Gang appeal lost
PUBLISHED: 07:59 27 January 2006 | UPDATED: 21:39 28 May 2010
THREE family members and a friend involved in a major drugs cartel in the Fens failed to get their sentences cut by appeal court judges. Barry Warden, 60, his wife Mavis, 54, and their son Richard, 29, all of Belt Drove, Elm, were each jailed for 10 year
THREE family members and a friend involved in a major drugs cartel in the Fens failed to get their sentences cut by appeal court judges.
Barry Warden, 60, his wife Mavis, 54, and their son Richard, 29, all of Belt Drove, Elm, were each jailed for 10 years at Cambridge Crown Court last June after pleading guilty to conspiracies to supply cocaine and cannabis.
Along with other family members and friends they had run a sophisticated drugs operation for more than a decade from their former council home, making hundreds of thousands of pounds.
Richard's friend Gary Muller, 28, of Millway, The Stitch, Friday Bridge, was jailed for seven years after admitting the same offence.
All four had asked for their jail terms to be cut, claiming they were "manifestly excessive" but judges sitting at London's Criminal Appeal Court last Thursday refused.
Various submissions were made on behalf of each offender, but Mr Justice Ramsey, sitting with Lord Justice Latham and Judge Peter Beaumont rejected all the appeals, noting a number of extracts from transcripts of recordings made by undercover police during their dealings with the Wardens.
He said: "The evidence in total, including those extracts, shows in relation to the supply of cannabis that Barry and his wife Mavis were the directors of the operation.
"Richard Warden, however, was the main person who dealt with the buyers. He was clearly assisted by his friend Gary Muller."
Describing it as a sophisticated operation, the judge said money was spent on a luxurious kitchen, holidays and the purchase of land.
Accepting Muller played a lesser role, Mr Justice Ramsey said he was given a lesser sentence.
He was clearly the "right hand man" to Richard Warden.
The gang had been caught following an undercover sting by Cambridgeshire police.
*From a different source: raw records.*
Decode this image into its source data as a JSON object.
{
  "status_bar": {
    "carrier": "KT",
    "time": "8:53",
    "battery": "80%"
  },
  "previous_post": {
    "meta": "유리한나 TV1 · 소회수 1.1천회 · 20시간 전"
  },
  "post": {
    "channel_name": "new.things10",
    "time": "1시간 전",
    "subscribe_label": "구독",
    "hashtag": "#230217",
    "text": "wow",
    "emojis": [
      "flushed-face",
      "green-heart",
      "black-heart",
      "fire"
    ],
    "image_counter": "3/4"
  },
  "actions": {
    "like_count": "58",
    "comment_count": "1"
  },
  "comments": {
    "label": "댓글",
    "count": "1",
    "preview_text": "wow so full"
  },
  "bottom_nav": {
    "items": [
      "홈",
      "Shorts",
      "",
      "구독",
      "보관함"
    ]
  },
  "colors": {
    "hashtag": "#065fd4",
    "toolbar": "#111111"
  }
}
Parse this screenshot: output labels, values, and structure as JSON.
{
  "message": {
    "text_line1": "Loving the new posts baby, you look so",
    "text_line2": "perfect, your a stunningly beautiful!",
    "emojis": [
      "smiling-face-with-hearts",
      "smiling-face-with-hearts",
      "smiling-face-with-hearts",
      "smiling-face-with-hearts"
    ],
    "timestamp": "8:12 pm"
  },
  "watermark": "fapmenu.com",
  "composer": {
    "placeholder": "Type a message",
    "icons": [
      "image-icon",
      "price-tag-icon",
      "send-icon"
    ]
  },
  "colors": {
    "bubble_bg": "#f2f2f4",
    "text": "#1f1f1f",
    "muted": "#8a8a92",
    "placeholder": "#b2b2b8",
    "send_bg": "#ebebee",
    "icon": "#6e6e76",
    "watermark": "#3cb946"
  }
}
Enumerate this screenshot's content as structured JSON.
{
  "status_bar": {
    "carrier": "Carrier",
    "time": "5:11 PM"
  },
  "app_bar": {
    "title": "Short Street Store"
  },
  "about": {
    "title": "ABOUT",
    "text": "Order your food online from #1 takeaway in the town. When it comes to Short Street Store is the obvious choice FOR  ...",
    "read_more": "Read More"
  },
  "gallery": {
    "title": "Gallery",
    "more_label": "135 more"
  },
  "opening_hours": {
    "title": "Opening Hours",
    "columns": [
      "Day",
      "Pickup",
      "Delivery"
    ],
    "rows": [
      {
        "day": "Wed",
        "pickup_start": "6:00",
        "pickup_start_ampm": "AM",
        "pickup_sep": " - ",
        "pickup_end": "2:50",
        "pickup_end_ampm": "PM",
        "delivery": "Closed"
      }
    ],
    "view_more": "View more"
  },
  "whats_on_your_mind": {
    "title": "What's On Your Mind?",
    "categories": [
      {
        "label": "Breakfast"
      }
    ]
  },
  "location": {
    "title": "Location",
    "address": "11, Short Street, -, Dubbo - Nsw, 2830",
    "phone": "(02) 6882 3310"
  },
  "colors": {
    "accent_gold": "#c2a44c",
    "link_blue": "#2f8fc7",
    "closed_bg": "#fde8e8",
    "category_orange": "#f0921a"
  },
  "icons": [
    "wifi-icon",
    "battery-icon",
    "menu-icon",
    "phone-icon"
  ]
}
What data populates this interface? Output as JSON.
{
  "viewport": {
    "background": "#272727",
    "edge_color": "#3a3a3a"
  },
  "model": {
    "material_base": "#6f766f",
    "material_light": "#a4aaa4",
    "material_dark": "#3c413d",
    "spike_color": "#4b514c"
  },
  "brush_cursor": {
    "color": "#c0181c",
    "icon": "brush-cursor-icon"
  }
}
Officers had infiltrated the cartel and bought drugs from the gang. The gang had imported drugs then stored them in socks hung in trees in pickle barrels and buried them in the ground.